Autogynephilia is the hypothesis that despite constant rebuttal refuses to die. Julia Serano, in a long essay, summarises the refutations, and suggests reasons why people might cling to it despite them. The whole is worth reading, but as Medium predicts that could take half an hour here is my summary.
Ray Blanchard came up with the idea that people assigned male at birth, through fantasising about becoming women, caused themselves to develop gender dysphoria and then transitioned. He thought there were four kinds of fantasies, including but not limited to having a woman’s body: one was of stereotypical women’s activities. He imagined that people fantasise about knitting and sewing.
Blanchard’s only evidence for AGP was correlation, that trans lesbians had female embodiment fantasies (FEFs). But the correlation is poor- some trans lesbians don’t have FEFs, and some androphile trans women have. We experience FEFs after feeling the desire to be women, and they diminish or cease after transition. Rather than two distinct kinds of trans women, our sexualities fall on a continuum, and we have different experiences of desire and of FEFs. Intense FEFs may be caused by having to hide or repress gender dysphoria- they are most prevalent in older white trans women.
Cis women have FEFs too. 11% of cis women have fantasies about becoming men. People probably experience embodiment fantasies for a variety of reasons.

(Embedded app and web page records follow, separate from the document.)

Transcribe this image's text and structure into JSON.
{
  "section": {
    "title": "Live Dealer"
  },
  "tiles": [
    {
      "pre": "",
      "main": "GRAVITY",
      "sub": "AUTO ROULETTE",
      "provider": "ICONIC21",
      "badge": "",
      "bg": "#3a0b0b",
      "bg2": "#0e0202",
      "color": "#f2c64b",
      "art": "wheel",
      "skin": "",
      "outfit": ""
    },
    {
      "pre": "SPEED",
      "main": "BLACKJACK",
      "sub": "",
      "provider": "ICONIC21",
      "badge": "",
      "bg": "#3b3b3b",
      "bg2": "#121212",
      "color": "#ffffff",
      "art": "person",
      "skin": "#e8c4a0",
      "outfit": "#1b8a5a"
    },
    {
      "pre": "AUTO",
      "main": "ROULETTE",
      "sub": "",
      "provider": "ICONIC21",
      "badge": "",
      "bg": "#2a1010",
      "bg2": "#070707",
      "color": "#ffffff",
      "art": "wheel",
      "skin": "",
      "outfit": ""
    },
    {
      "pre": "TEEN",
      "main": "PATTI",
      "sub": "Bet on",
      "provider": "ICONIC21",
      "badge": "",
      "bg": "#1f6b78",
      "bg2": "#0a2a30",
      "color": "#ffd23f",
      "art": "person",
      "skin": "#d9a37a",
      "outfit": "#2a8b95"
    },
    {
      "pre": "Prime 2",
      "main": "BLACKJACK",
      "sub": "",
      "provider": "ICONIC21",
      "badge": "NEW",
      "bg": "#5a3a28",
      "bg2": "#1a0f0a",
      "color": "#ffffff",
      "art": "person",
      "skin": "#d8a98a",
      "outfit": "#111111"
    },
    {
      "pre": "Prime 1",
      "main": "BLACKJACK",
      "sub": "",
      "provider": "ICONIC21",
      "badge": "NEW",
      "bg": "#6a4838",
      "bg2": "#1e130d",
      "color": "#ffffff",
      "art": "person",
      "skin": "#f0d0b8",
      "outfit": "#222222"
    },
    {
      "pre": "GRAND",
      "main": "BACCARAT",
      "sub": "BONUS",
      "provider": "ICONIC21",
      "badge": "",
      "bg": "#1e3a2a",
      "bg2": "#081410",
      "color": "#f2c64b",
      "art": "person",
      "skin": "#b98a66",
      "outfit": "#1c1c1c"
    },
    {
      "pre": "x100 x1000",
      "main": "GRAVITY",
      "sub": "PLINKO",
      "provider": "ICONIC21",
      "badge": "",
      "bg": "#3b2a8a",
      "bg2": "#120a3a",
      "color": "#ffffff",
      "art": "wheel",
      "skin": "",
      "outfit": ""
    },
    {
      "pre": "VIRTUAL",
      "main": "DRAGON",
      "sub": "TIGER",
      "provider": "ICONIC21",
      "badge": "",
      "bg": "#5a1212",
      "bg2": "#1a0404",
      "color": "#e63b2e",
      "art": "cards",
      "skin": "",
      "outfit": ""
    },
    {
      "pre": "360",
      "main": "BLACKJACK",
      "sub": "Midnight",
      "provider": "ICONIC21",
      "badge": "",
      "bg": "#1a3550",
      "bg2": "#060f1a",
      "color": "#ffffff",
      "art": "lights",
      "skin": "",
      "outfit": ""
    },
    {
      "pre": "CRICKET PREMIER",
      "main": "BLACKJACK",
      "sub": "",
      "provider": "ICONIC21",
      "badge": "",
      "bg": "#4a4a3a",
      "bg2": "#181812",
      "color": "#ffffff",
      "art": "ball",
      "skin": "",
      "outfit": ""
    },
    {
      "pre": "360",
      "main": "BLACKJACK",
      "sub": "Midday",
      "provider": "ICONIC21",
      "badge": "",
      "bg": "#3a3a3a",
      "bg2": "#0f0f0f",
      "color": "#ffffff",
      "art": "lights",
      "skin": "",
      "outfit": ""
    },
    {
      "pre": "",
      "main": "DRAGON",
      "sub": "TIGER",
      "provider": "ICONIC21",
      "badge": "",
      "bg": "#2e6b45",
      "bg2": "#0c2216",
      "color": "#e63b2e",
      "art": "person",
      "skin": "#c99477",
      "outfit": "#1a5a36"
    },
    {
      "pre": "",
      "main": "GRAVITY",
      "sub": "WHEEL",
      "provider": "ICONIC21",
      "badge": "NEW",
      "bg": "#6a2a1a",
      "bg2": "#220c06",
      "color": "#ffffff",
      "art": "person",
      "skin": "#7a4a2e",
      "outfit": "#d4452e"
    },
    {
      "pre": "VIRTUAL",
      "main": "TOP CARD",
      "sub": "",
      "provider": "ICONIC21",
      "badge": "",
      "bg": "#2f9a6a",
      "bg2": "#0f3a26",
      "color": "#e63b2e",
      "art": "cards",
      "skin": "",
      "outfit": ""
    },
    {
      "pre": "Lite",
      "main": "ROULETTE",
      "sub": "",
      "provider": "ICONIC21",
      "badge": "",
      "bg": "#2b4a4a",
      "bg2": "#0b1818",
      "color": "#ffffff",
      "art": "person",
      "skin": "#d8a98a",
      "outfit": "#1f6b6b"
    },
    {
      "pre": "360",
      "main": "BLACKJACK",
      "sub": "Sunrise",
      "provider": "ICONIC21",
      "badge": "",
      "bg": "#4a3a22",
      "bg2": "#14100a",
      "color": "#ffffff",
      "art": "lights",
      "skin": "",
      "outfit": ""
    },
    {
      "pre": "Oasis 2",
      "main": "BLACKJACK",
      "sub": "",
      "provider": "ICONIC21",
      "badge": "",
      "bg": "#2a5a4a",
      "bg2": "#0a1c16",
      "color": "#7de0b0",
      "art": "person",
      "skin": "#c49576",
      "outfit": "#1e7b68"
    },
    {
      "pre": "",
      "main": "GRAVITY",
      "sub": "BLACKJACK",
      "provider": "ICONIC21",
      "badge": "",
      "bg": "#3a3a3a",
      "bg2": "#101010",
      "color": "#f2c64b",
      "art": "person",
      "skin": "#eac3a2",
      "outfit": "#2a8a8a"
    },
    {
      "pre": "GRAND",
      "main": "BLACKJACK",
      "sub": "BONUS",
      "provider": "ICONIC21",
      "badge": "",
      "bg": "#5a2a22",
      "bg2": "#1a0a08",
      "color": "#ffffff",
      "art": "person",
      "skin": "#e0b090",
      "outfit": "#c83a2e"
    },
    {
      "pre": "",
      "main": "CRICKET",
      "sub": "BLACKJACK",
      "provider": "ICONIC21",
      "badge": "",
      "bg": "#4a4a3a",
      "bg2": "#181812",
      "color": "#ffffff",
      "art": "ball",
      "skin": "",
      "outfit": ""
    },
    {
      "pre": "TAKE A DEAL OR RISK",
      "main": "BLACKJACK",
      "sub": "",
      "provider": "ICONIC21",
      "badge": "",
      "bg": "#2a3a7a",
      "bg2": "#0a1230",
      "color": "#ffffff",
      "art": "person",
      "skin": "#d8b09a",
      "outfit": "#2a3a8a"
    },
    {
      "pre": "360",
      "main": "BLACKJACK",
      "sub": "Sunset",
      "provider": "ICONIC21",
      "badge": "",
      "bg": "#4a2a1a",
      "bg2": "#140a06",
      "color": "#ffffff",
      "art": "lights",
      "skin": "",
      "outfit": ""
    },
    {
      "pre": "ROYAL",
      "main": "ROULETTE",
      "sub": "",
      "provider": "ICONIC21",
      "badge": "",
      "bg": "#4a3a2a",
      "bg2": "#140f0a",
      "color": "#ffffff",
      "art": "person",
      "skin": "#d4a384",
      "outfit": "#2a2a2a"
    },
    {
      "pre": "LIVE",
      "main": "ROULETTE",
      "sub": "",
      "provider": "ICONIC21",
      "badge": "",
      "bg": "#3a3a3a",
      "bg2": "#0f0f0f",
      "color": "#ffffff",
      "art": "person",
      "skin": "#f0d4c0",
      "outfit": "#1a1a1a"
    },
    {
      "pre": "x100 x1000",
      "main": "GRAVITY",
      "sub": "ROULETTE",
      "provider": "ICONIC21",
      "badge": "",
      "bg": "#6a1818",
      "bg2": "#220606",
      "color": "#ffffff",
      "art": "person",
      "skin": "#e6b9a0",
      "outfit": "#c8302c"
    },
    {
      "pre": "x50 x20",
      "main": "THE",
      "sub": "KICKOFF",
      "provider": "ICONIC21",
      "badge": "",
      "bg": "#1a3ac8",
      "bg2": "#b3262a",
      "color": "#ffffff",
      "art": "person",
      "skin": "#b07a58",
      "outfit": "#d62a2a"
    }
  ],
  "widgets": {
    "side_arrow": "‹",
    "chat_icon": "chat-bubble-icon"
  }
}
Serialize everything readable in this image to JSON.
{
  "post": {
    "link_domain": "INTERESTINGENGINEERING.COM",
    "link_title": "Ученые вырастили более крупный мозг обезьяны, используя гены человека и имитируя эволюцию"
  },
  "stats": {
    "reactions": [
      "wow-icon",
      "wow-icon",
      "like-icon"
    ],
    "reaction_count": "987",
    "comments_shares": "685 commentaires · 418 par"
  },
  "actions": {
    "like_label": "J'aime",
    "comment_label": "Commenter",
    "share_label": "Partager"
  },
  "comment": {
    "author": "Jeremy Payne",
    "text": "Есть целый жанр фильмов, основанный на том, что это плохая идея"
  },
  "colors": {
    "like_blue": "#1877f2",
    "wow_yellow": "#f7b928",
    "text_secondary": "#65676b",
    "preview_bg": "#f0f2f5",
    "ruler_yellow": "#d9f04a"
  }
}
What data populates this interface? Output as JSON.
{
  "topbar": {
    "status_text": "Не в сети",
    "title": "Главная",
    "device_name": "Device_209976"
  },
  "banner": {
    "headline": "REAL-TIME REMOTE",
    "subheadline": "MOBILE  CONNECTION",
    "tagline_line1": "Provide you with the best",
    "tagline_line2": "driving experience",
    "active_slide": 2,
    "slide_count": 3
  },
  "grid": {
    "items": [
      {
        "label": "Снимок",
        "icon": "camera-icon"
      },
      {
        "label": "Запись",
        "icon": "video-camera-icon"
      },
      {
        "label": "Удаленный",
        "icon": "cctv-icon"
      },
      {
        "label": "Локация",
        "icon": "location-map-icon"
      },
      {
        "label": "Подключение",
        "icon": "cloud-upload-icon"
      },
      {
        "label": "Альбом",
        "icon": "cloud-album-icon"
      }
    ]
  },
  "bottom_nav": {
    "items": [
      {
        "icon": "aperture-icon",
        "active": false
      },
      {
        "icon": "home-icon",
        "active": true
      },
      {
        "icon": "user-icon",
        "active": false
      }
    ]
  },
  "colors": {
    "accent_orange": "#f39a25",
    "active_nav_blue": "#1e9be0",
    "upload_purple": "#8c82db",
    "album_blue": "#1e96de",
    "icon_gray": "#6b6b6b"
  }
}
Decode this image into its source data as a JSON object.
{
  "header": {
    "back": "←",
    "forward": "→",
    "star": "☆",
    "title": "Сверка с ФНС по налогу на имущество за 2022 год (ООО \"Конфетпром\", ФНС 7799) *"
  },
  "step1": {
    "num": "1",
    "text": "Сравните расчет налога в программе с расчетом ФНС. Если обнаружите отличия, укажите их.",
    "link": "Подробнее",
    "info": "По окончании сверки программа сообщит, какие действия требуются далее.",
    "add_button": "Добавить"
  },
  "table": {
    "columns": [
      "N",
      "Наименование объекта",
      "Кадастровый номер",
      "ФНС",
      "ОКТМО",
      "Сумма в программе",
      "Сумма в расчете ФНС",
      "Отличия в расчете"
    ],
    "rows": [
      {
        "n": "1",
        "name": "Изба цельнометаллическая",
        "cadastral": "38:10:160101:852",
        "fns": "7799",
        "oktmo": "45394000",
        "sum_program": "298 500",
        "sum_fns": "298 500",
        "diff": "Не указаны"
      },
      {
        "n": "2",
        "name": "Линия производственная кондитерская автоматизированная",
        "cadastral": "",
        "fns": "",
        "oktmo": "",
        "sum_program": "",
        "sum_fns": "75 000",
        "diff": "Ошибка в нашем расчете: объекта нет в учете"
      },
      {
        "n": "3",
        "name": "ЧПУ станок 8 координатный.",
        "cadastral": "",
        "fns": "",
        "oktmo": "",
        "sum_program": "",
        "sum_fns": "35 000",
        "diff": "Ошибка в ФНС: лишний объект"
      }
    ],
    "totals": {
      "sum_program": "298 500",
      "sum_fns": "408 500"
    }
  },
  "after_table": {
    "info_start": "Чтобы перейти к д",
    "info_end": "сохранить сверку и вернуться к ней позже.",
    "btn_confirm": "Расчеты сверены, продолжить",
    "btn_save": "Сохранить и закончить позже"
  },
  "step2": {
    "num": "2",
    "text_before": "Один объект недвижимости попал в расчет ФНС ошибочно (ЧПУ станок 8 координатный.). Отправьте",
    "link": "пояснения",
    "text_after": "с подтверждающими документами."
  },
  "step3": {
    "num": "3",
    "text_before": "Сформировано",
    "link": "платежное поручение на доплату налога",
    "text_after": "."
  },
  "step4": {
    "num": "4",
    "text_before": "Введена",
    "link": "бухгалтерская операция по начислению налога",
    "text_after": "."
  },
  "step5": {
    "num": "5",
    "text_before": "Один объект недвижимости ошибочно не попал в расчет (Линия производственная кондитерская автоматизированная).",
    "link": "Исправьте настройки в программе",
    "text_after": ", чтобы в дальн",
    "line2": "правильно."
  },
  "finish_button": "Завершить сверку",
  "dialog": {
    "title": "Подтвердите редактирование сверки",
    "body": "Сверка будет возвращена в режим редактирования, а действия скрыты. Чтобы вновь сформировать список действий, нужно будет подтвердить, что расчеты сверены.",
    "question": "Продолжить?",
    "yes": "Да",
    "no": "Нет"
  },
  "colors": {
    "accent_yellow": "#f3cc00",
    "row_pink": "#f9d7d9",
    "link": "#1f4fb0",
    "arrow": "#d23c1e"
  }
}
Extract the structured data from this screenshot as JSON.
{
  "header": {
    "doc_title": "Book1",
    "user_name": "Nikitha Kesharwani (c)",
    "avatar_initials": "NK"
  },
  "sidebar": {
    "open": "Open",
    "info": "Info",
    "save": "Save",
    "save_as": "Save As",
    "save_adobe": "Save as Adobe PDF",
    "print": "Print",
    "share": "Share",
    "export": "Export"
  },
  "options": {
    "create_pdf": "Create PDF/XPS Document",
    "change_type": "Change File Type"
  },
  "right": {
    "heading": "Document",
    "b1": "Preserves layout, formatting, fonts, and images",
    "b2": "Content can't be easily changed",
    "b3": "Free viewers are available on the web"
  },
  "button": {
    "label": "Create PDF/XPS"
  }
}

Trans women have many reasons for opposing AGP theory, besides that it is false. It is rigid and simplistic, reducing our complex experience to two simple subgroups. Blanchard insisted any trans woman opposing his hypothesis was in denial or lying. That is, he twists and minimises all the evidence contradicting his hypothesis.
He says our motivation for transition is sexual. It is far more complex. People should not be classified or stigmatised because of sexual fantasies. Science is about following the evidence wherever it leads.
So who still believes AGP theory, and why?
Blanchard failed to distinguish AGP and FEFs, which had been observed before his research. We use AGP to refer to the discredited hypothesis, but he and his supporters use the name to refer to FEFs in trans women.
Unfortunately some people have only read about AGP from Blanchard supporters, and have not read further. Laypeople may favour Blanchard’s simple but false explanation over a more complex understanding of complex traits. They may dismiss trans women because of sexism, so be happy to imagine all our motivation is sexual: they cannot imagine why someone would want to join the second sex. The stereotypes come from sexist ideas about women, not observation of trans people.
Other researchers are recognising and correcting for old unconscious sexism.
Older sexology referred to atypical and non-reproductive variants of sexuality as deviant or pathological, but sexuality is so varied, so inextricable from all aspects of life, that this is outdated. There is no clear line around “normal” sexuality.
Gender and sexuality are infinitely varied, but the old idea of sexual inversion still influences some people. They are gender essentialists, saying men should be a particular way so that when some are feminine, they are repelled. Such people conflate gender and sexuality, imagining it is “masculine” to be attracted to women.
AGP believers don’t take account of the social pressures on trans people, such as external and internal transphobia, homophobia and sexism. Gender diverse people exist across cultures and throughout history but our social roles vary considerably. Ideas of gender fluidity and non-binary increase our freedom. As societal transphobia decreases we transition younger, without being forced into a secret crossdressing stage. Younger trans lesbians experience far fewer FEFs.
We are not a “type” of trans woman. We are humans with vastly different life experiences. Stereotypes are useful for the most basic understanding but inhibit any greater understanding. People like Blanchard cling to their stereotypes to avoid the need to think. Male heterosexuality is normalised, women are sexualised, and trans women are hypersexualised.
Some trans women, such as Anne Lawrence, accept the AGP hypothesis because they imagine it relates to their experience and describes the fantasies that they were ashamed of. Their beliefs do not trump the overwhelming evidence against AGP.
Transmedicalists or truscum are tempted to portray other trans women as perverts in the hope that they will be recognised as real transsexuals, and accepted. This never works.
Transphobes looking for justification for their beliefs-religious conservatives and TERFs who are ideologically opposed to our existence and who actively work to undermine transgender recognition and acceptance- cling to the hypothesis. It’s like slut-shaming: it sexualises us in an attempt to discredit us. It gives a pseudo-scientific justification to portray us as perverted predators, a threat to women and children. Blanchard writes articles for such transphobes.
Julia promises another article on the absurd complications, like epicycles in Ptolemaic astronomy, that AGP diehards resort to, to wave away the mass of contradictory evidence. But the AGP hypothesis is discredited, and the reasons people still believe it are outdated.